'Good schools will ask teachers to work in holidays'

Teachers keen to help disadvantaged pupils will volunteer for evenings, weekends and half-terms, says former Ofsted boss

Charlotte Santry

Coronavirus: Good schools will ask teachers to work in the evenings and over weekends and half-terms to help disadvantaged pupils catch up, says former Ofsted boss Sir Michael Wilshaw

"Good schools" will ask teachers to work over half-terms, weekends and in the evenings to help disadvantaged pupils catch up, a former head of Ofsted has said.

Sir Michael Wilshaw said summer school programmes will not be enough to help those pupils who have fallen behind due to the coronavirus outbreak.

Read: 'Urgent decision needed on catch-up summer schools'

Coronavirus: ‘Open schools over summer holidays’

Opinion: The disadvantage gap has widened – here's how we fix it

Speaking on the BBC's Newsnight programme last night, the former chief inspector was asked whether disadvantaged pupils would be able to catch up after spending long periods out of the classroom.

Coronavirus: Disadvantaged pupils 'will need more than summer school'

He replied: "I doubt it. They’ve lost 12 weeks, they’ll lose even more…it’ll need more than a summer school programme to make up the lost ground.

"I would imagine good schools will be saying to their staff, ‘We want you to come in over weekends, we want you to do twilight programmes, we want you to come in over half-term breaks as well.

"Now the unions might cavil against that but I think a lot of teachers who will want to do well by their children will do that voluntarily, and the government – if there is money – should be incentivising school budgets to help headteachers pay them in those times."

WATCH: Sir Michael Wilshaw on why teachers need to work through their holidays:

He was speaking during a week when details of a "huge summer of catch-up" are due to be announced by the government.

But Sir Michael said he worried that if summer school programmes are held in venues other than schools, pupils may not show up.

"The children will want to go back into the school they know, where they’ve formed a relationship with the teachers," he said.

Sir Michael also said footballer Marcus Rashford was right to call on the government to provide free school meals over the summer.

"Lots of headteachers", he said, are so worried about "the poorest children who have lost out the most during this crisis" that they are "bringing children in over the summer break [and] inviting their staff into school over the summer break to teach them to make sure they don’t lose out even more, at their own expense".

He added: "If they’re going to be doing that and children are going to be coming into school over the summer break to catch up, they need food and they need sustenance and I think that the government should listen to Marcus Rashford and headteachers."

Register to continue reading for free

It only takes a moment and you'll get access to more news, plus courses, jobs and teaching resources tailored to you

Charlotte Santry

Charlotte Santry

Charlotte Santry is deputy news editor at Tes

Find me on Twitter @CharlotteSantry

Latest stories

Here is how to ensure effective safeguarding mechanisms

Safeguarding: 5 golden principles for leaders

The need for colleges and schools to have effective safeguarding practices has never been more apparent.
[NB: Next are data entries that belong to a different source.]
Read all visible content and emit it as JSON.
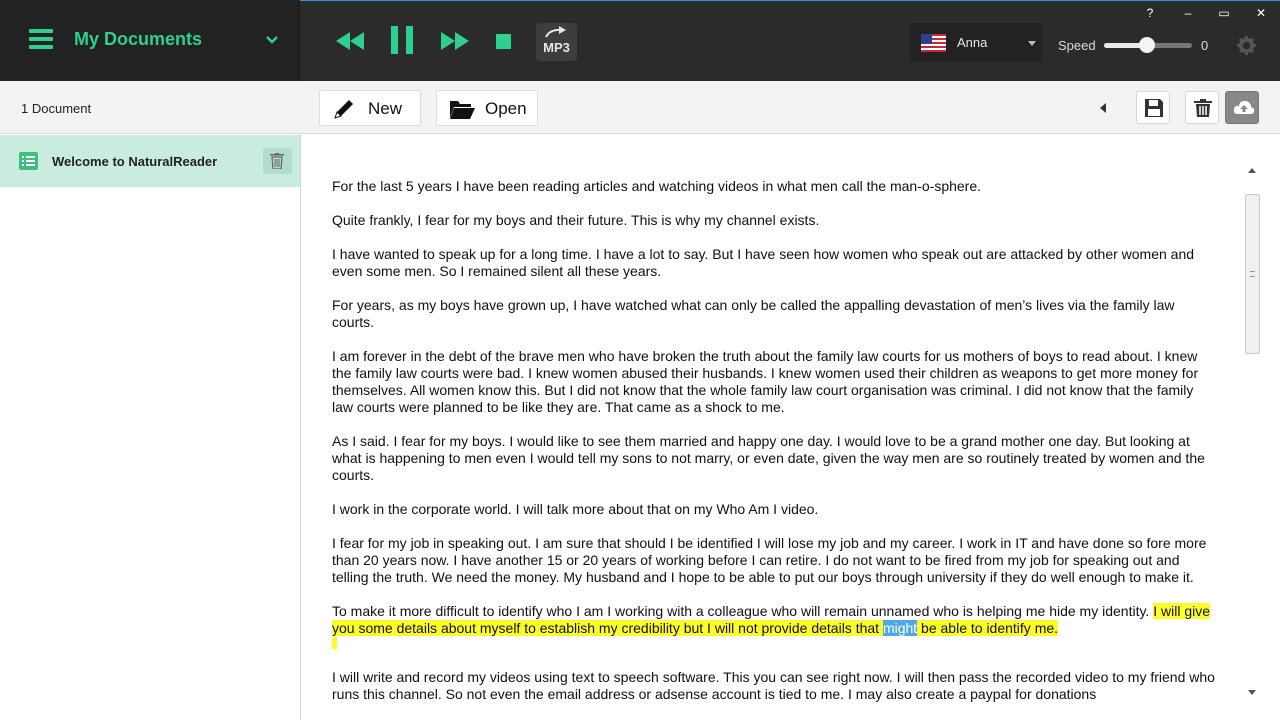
{
  "header": {
    "docs_title": "My Documents",
    "mp3_label": "MP3",
    "voice": {
      "name": "Anna",
      "flag": "us-flag"
    },
    "speed": {
      "label": "Speed",
      "value": "0",
      "level": 0.49
    },
    "window_controls": [
      "?",
      "–",
      "▭",
      "✕"
    ]
  },
  "toolbar": {
    "doc_count": "1 Document",
    "new_label": "New",
    "open_label": "Open"
  },
  "sidebar": {
    "items": [
      {
        "label": "Welcome to NaturalReader"
      }
    ]
  },
  "document": {
    "paragraphs": [
      "For the last 5 years I have been reading articles and watching videos in what men call the man-o-sphere.",
      "Quite frankly, I fear for my boys and their future. This is why my channel exists.",
      "I have wanted to speak up for a long time. I have a lot to say. But I have seen how women who speak out are attacked by other women and even some men. So I remained silent all these years.",
      "For years, as my boys have grown up, I have watched what can only be called the appalling devastation of men’s lives via the family law courts.",
      "I am forever in the debt of the brave men who have broken the truth about the family law courts for us mothers of boys to read about. I knew the family law courts were bad. I knew women abused their husbands. I knew women used their children as weapons to get more money for themselves. All women know this. But I did not know that the whole family law court organisation was criminal. I did not know that the family law courts were planned to be like they are. That came as a shock to me.",
      "As I said. I fear for my boys. I would like to see them married and happy one day. I would love to be a grand mother one day. But looking at what is happening to men even I would tell my sons to not marry, or even date, given the way men are so routinely treated by women and the courts.",
      "I work in the corporate world.  I will talk more about that on my Who Am I video.",
      "I fear for my job in speaking out. I am sure that should I be identified I will lose my job and my career. I work in IT and have done so fore more than 20 years now. I have another 15 or 20 years of working before I can retire. I do not want to be fired from my job for speaking out and telling the truth. We need the money. My husband and I hope to be able to put our boys through university if they do well enough to make it."
    ],
    "highlight_paragraph": {
      "before": "To make it more difficult to identify who I am I working with a colleague who will remain unnamed who is helping me hide my identity. ",
      "highlight_start": "I will give you some details about myself to establish my credibility but I will not provide details that ",
      "current_word": "might",
      "highlight_end": " be able to identify me. "
    },
    "last_paragraph": "I will write and record my videos using text to speech software. This you can see right now. I will then pass the recorded video to my friend who runs this channel. So not even the email address or adsense account is tied to me. I may also create a paypal for donations"
  },
  "colors": {
    "accent": "#2fcf8f",
    "highlight": "#fdfd2a",
    "current_word": "#4ea7e8",
    "sidebar_selected": "#c9ecde"
  }
}
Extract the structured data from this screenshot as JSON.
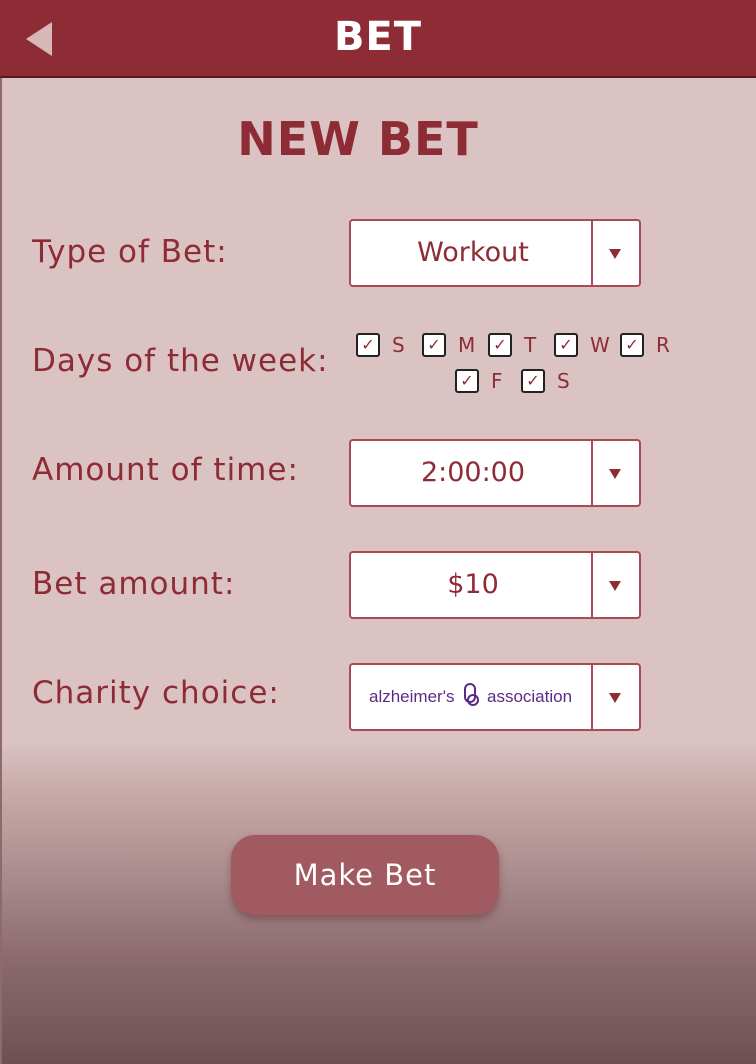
{
  "header": {
    "title": "BET",
    "back_icon": "back-arrow-icon"
  },
  "page_title": "NEW BET",
  "fields": {
    "type_label": "Type of Bet:",
    "type_value": "Workout",
    "days_label": "Days of the week:",
    "days": [
      {
        "letter": "S",
        "checked": true
      },
      {
        "letter": "M",
        "checked": true
      },
      {
        "letter": "T",
        "checked": true
      },
      {
        "letter": "W",
        "checked": true
      },
      {
        "letter": "R",
        "checked": true
      },
      {
        "letter": "F",
        "checked": true
      },
      {
        "letter": "S",
        "checked": true
      }
    ],
    "time_label": "Amount of time:",
    "time_value": "2:00:00",
    "amount_label": "Bet amount:",
    "amount_value": "$10",
    "charity_label": "Charity choice:",
    "charity_value": "alzheimer's association"
  },
  "submit_label": "Make Bet",
  "colors": {
    "primary": "#8e2c35",
    "background": "#dbc3c3",
    "button": "#a05a60",
    "charity_logo": "#5b2a86"
  }
}
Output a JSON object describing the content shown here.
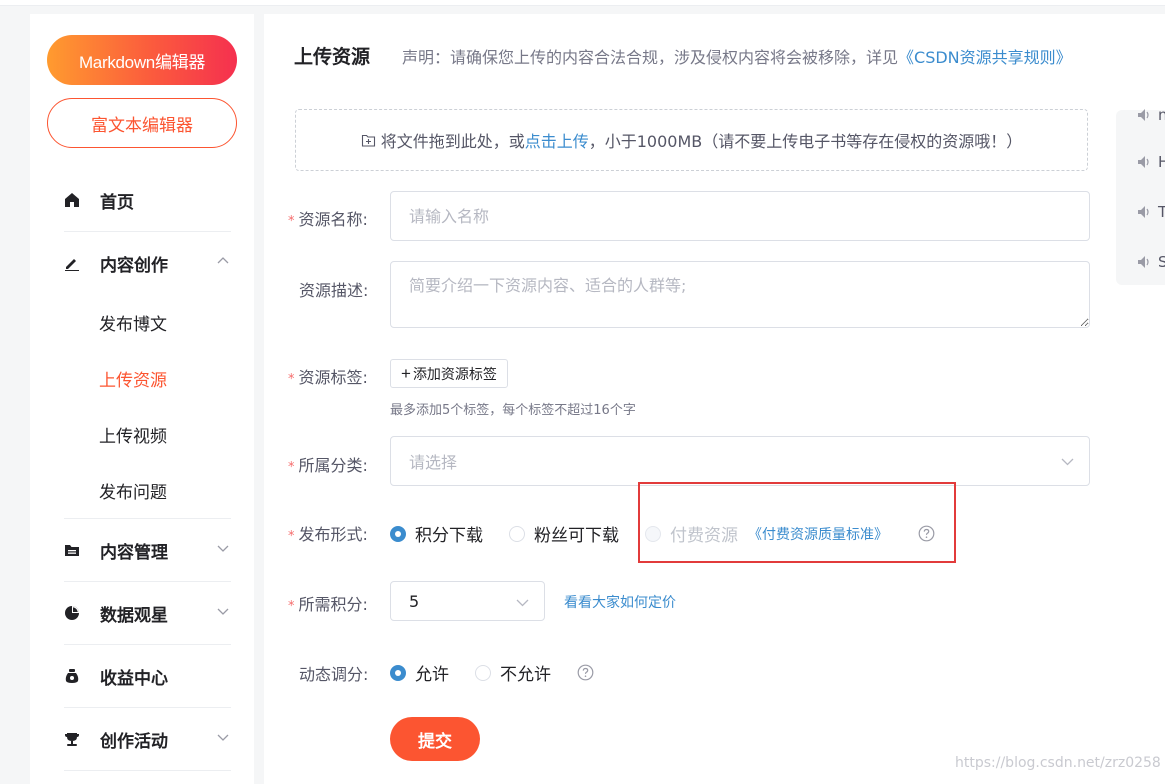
{
  "sidebar": {
    "markdown_btn": "Markdown编辑器",
    "richtext_btn": "富文本编辑器",
    "nav": {
      "home": "首页",
      "content_create": "内容创作",
      "sub": [
        "发布博文",
        "上传资源",
        "上传视频",
        "发布问题"
      ],
      "content_manage": "内容管理",
      "data": "数据观星",
      "income": "收益中心",
      "activity": "创作活动"
    }
  },
  "main": {
    "title": "上传资源",
    "notice": "声明：请确保您上传的内容合法合规，涉及侵权内容将会被移除，详见",
    "notice_link": "《CSDN资源共享规则》",
    "dropzone": {
      "pre": "将文件拖到此处，或",
      "link": "点击上传",
      "post": "，小于1000MB（请不要上传电子书等存在侵权的资源哦！）"
    },
    "form": {
      "name_label": "资源名称:",
      "name_placeholder": "请输入名称",
      "desc_label": "资源描述:",
      "desc_placeholder": "简要介绍一下资源内容、适合的人群等;",
      "tag_label": "资源标签:",
      "tag_btn": "添加资源标签",
      "tag_hint": "最多添加5个标签，每个标签不超过16个字",
      "category_label": "所属分类:",
      "category_placeholder": "请选择",
      "publish_label": "发布形式:",
      "publish_options": [
        "积分下载",
        "粉丝可下载",
        "付费资源"
      ],
      "paid_link": "《付费资源质量标准》",
      "points_label": "所需积分:",
      "points_value": "5",
      "price_link": "看看大家如何定价",
      "dynamic_label": "动态调分:",
      "dynamic_options": [
        "允许",
        "不允许"
      ],
      "submit": "提交"
    }
  },
  "right_panel": {
    "items": [
      "n",
      "H",
      "T",
      "S"
    ]
  },
  "watermark": "https://blog.csdn.net/zrz0258",
  "colors": {
    "accent": "#fc5531",
    "link": "#3b8cce",
    "highlight_box": "#e23b3b"
  }
}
This lawyer has some advice on what to look out for
Sophie Kemp 11 May 2021